Beginning working life as a high end fashion model it comes as no surprise to My Moustache and I that Henry Hargreaves, now a photographer, developed an obsession with food. From deep frying gadgets to technicolour food stacks, Hargreaves subject matter is often disfigured and re-imagined – a process that leaves the food looking decidedly unappetising. But perhaps that was Hargreaves point. He does have a figure to preserve, after all.
In another effort to dissuade hunger from rearing its fat head, Hargreaves detachment from the comfort and nutritious aspects of a meal has carried on to new heights in his latest and best known work, “No Seconds”. In this series, Hargreaves recreates the last meals of serial killers on death row and in doing so, has ruined mint chocolate ice cream for my moustache and me forever.
The recreation of the meals featured in the series is accompanied by a rap sheet of the person who ordered it made. As you would expect, most of the big dogs of murder are present on the menu- Timothy McVeigh, Ted Bundy, John Wayne Gacy etc. – and for each of the photos presented, the viewer is challenged to deny themselves a brief tangible window into the minds of the condemned. It is interesting and difficult not to ponder what these men were thinking, when with the last decision of their natural life they chose the food they did. What was their connection to the meal? Is it a childhood favourite? And what the fuck was going on with the guy who chose a single black olive?

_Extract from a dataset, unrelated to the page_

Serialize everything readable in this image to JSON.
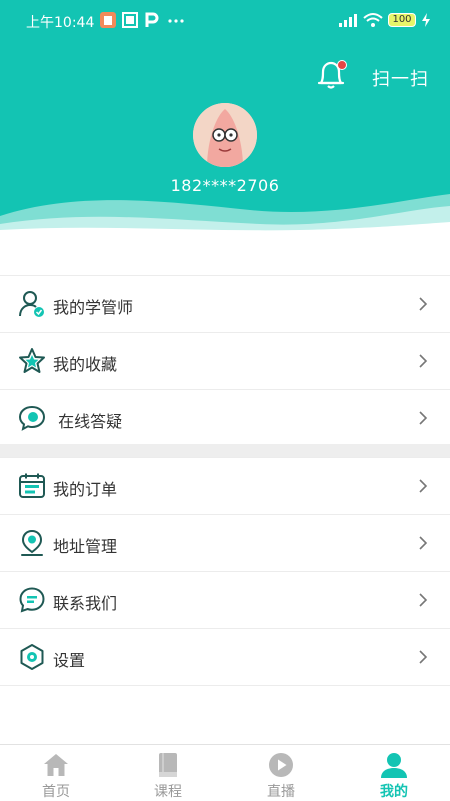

The lone savoury delight was the choice of Victor Figuer. A convicted kidnapper and murderer, it has been postulated that Victor was trying to make a statement by eating the fruit of a tree often used to symbolise wisdom and peace. The olive acts as a symbolic avowal of atonement by a convicted kidnapper and murderer, to those present at his death. Alternatively, a second theory suggests the single olive is a clear sign the man is medically insane. If you too, like me, subscribe to this second theory this raises questions of its own. Is it eithcal and humane to kill those who aren’t quite like the rest of us? Is it humane and ethical to kill anyone at all? No one really knows and certainly not me and my moustache, so we might leave that point there. On the table. With the dishes.
Moving past major ethical brick walls, Hargreaves work is compelling in that it encourages the viewer to reflect a slither of humanity back onto the convicted men. If the viewer has eaten an olive and they can taste the olive in their own mouth, they now know what the final taste was in the monster Figuer’s mouth as he was strapped in for the last ride of his life. It might have only been a brief second, but sharing a sensory experience with another is undeniably empathy. Which is kind of scary?
Thanks Hargreaves, you creep.
- The Last Meal. Why? (rookerville.com)